“It actually came out better than I thought it would,” Donaldson said. “Like most people, I didn’t really feel I had a story to tell to really share and help people out.
“But I do a lot of speaking engagements, especially with young people around the country. I really felt this would be a great way to stand behind the message I’m conveying to them when I’m speaking to them.
The book includes a number of interesting nuggets from his days at WSU, including the painstaking work of WSU track coach Rick Sloan teaching Donaldson how to run properly.
Donaldson’s basketball career is a testament to the message he is spreading. A self-described “chubby, chunky kid who weighed over 300 pounds,” Donaldson never played organized basketball until his senior year in high school. Raised in a family that stressed academics and had no sports background, Donaldson had hardly touched a basketball in his life before the coach at his high school talked him into just practicing -- not playing in any games -- as a junior. He showed enough potential as a senior to grab George Raveling's attention and a scholarship at Washington State.
Donaldson rarely played as a freshman with the Cougars, but he wound up in the WSU Hall of Fame and the Pac-10's Basketball Hall of Honor after blocking a conference record 176 shots, grabbing 677 rebounds and scoring 718 points.
He was forced to play in Italy his first year as a pro after failing to stick with the Seattle SuperSonics in 1979, but he joined the Sonics the following year and spent 14 seasons in the NBA, where he earned All-Star honors as a Dallas Maverick.

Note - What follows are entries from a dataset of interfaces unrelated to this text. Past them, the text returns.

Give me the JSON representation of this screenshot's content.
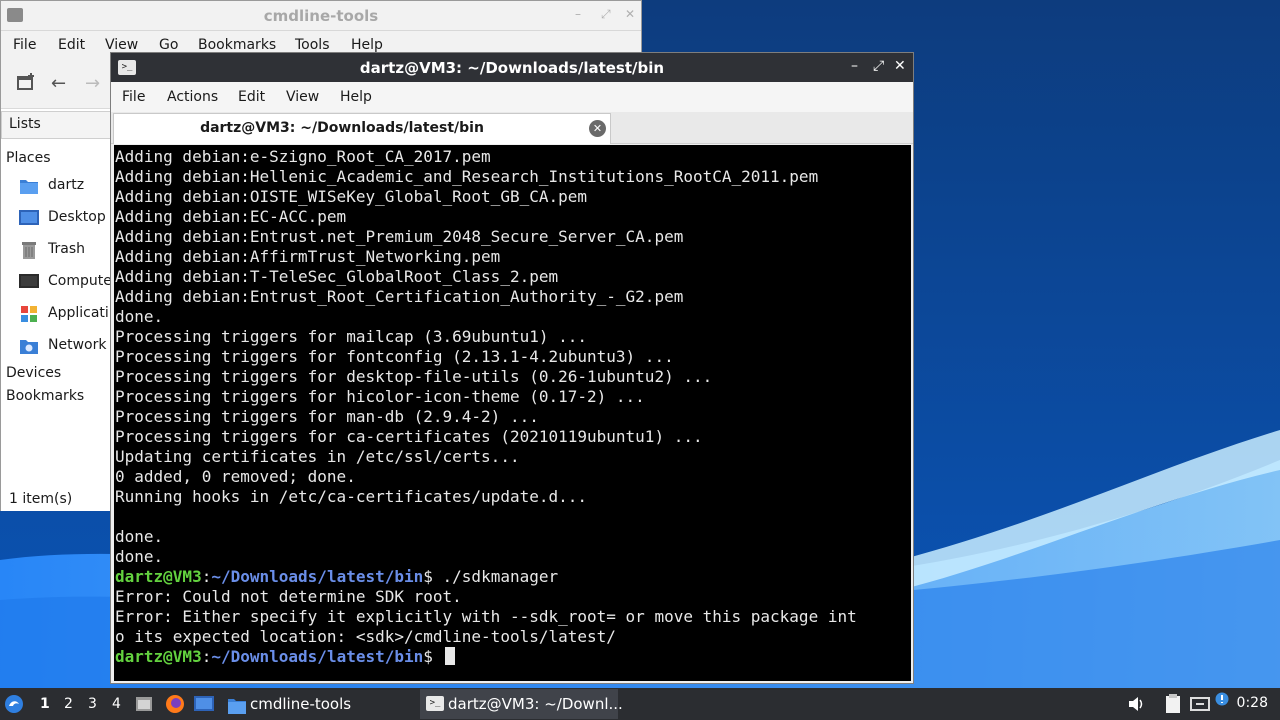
{
  "file_manager": {
    "title": "cmdline-tools",
    "menu": [
      "File",
      "Edit",
      "View",
      "Go",
      "Bookmarks",
      "Tools",
      "Help"
    ],
    "sidebar": {
      "mode_label": "Lists",
      "places_header": "Places",
      "places": [
        {
          "label": "dartz",
          "icon": "home-folder-icon"
        },
        {
          "label": "Desktop",
          "icon": "desktop-icon"
        },
        {
          "label": "Trash",
          "icon": "trash-icon"
        },
        {
          "label": "Compute",
          "icon": "computer-icon"
        },
        {
          "label": "Applicati",
          "icon": "applications-icon"
        },
        {
          "label": "Network",
          "icon": "network-icon"
        }
      ],
      "devices_header": "Devices",
      "bookmarks_header": "Bookmarks"
    },
    "status": "1 item(s)"
  },
  "terminal": {
    "title": "dartz@VM3: ~/Downloads/latest/bin",
    "menu": [
      "File",
      "Actions",
      "Edit",
      "View",
      "Help"
    ],
    "tab_label": "dartz@VM3: ~/Downloads/latest/bin",
    "lines": [
      "Adding debian:e-Szigno_Root_CA_2017.pem",
      "Adding debian:Hellenic_Academic_and_Research_Institutions_RootCA_2011.pem",
      "Adding debian:OISTE_WISeKey_Global_Root_GB_CA.pem",
      "Adding debian:EC-ACC.pem",
      "Adding debian:Entrust.net_Premium_2048_Secure_Server_CA.pem",
      "Adding debian:AffirmTrust_Networking.pem",
      "Adding debian:T-TeleSec_GlobalRoot_Class_2.pem",
      "Adding debian:Entrust_Root_Certification_Authority_-_G2.pem",
      "done.",
      "Processing triggers for mailcap (3.69ubuntu1) ...",
      "Processing triggers for fontconfig (2.13.1-4.2ubuntu3) ...",
      "Processing triggers for desktop-file-utils (0.26-1ubuntu2) ...",
      "Processing triggers for hicolor-icon-theme (0.17-2) ...",
      "Processing triggers for man-db (2.9.4-2) ...",
      "Processing triggers for ca-certificates (20210119ubuntu1) ...",
      "Updating certificates in /etc/ssl/certs...",
      "0 added, 0 removed; done.",
      "Running hooks in /etc/ca-certificates/update.d...",
      "",
      "done.",
      "done."
    ],
    "prompt": {
      "user_host": "dartz@VM3",
      "colon": ":",
      "path": "~/Downloads/latest/bin",
      "symbol": "$ "
    },
    "command": "./sdkmanager",
    "error_lines": [
      "Error: Could not determine SDK root.",
      "Error: Either specify it explicitly with --sdk_root= or move this package int",
      "o its expected location: <sdk>/cmdline-tools/latest/"
    ]
  },
  "taskbar": {
    "workspaces": [
      "1",
      "2",
      "3",
      "4"
    ],
    "active_workspace": "1",
    "tasks": [
      {
        "label": "cmdline-tools",
        "icon": "folder-icon"
      },
      {
        "label": "dartz@VM3: ~/Downl...",
        "icon": "terminal-icon"
      }
    ],
    "clock": "0:28"
  },
  "colors": {
    "wallpaper": "#0a3a7a",
    "prompt_user": "#63d23f",
    "prompt_path": "#6a8ee8",
    "terminal_bg": "#000000",
    "titlebar_dark": "#2f3136"
  }
}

Donaldson, 53, will soon begin a national and international tour to promote his book. He plans to make stops in Spokane and Pullman in late April. Donaldson expects the book to be in some book stores in April. Published by Aviva of New York, autographed books are available now at www.standingabovethecrowd.com. Single copies cost $19.95, and discounts are available for multiple purchases.

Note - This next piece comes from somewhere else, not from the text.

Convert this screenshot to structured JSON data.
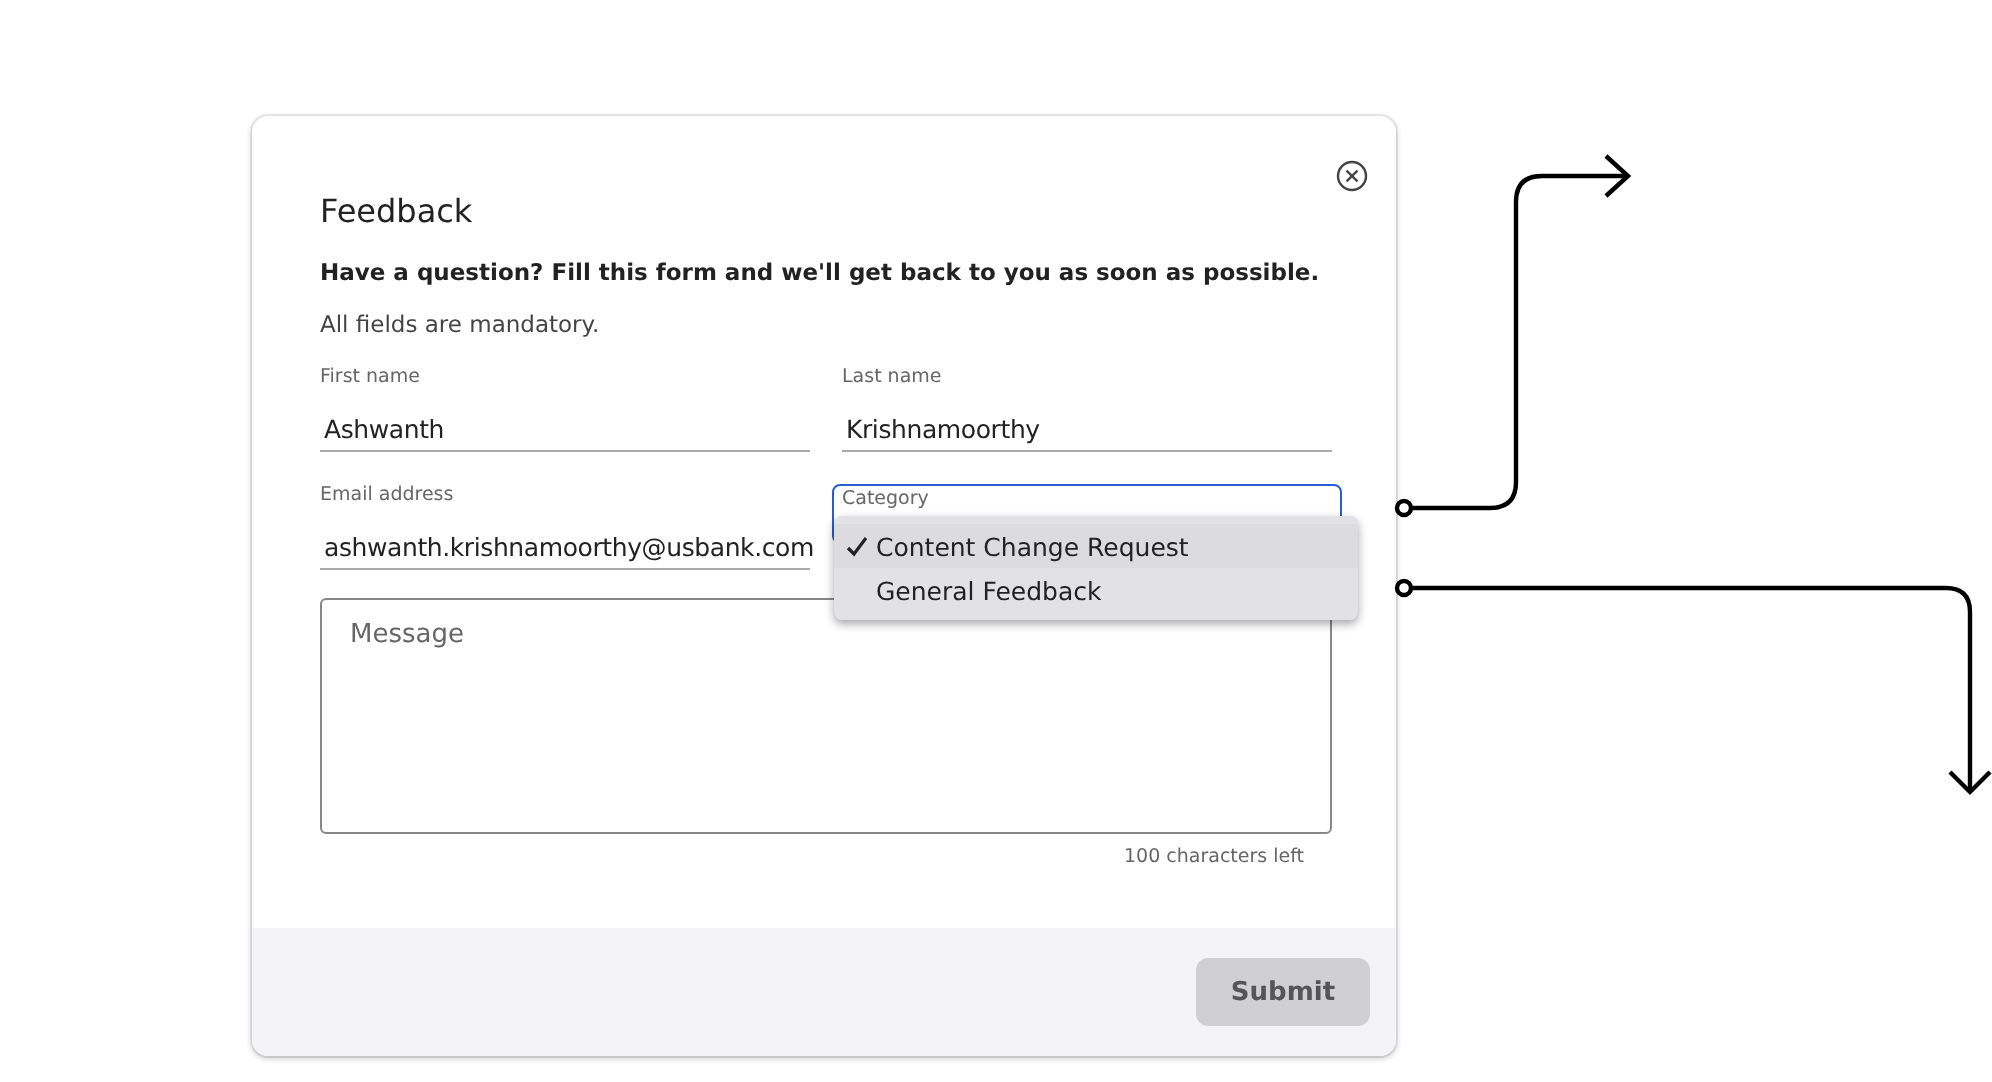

“Encouraging everyone to be the best they can be. Setting a goal and working toward it. Staying positive, and having a great attitude.”
DONALDSON ISN'T THE ONLY former WSU basketball star who is branching out in new directions these days. Craig Ehlo, who also spent 14 years in the NBA, said Thursday he has accepted an offer to become an assistant coach at Eastern Washington. Ehlo, who lives in Spokane, is close friends with new Eastern coach Jim Hayford.
Several years back, Ehlo spent three seasons as head coach at Rogers High School in Spokane. He has worked as a television sportscaster in recent years.
Ehlo starred on WSU's 1983 NCAA tournament team. He retired from the NBA after spending one season with Seattle in 1996-97. Ehlo said his son, Austin, may wind up playing basketball at Eastern. Austin, a football and basketball star at Lewis and Clark High in Spokane, gave up football after redshirting as a walk-on freshman wide receiver at Washington State last season.
MEANWHILE, ANOTHER COUGAR ballplayer from the Raveling era -- Guy Williams -- is going to have to start doing the unthinkable: Wearing purple. His daughter Aminah, an All-State basketballer at powerhouse Kennedy High in Burien, is headed to Washington. The 6-foot wing recently told the Seattle Times she chose the Dawgs over WSU, Gonzaga, Arizona, Nebraska and San Diego State because she wants to stay close to home. She averaged 19.5 point and 14 rebounds per game for Kennedy this season.
AND FINALLY, MARK HENDRICKSON, the scoring and rebounding force for the Cougars in the 1990s, finds himself not on an opening day Major League roster for the first time in 10 years. The Orioles, whom the 6-9 lefty reliever has pitched for over the last two seasons, cut him on Monday. He has opted to accept an assignment with the club's AAA affiliate in Norfolk rather than try to get picked up elsewhere. The 36-year-old Mount Vernon native has played for five teams in his career, racking 57 wins and 661 strikeouts.
Hendrickson is part of a unique fraternity in professional sports, having played four seasons in the NBA before embarking on his baseball career.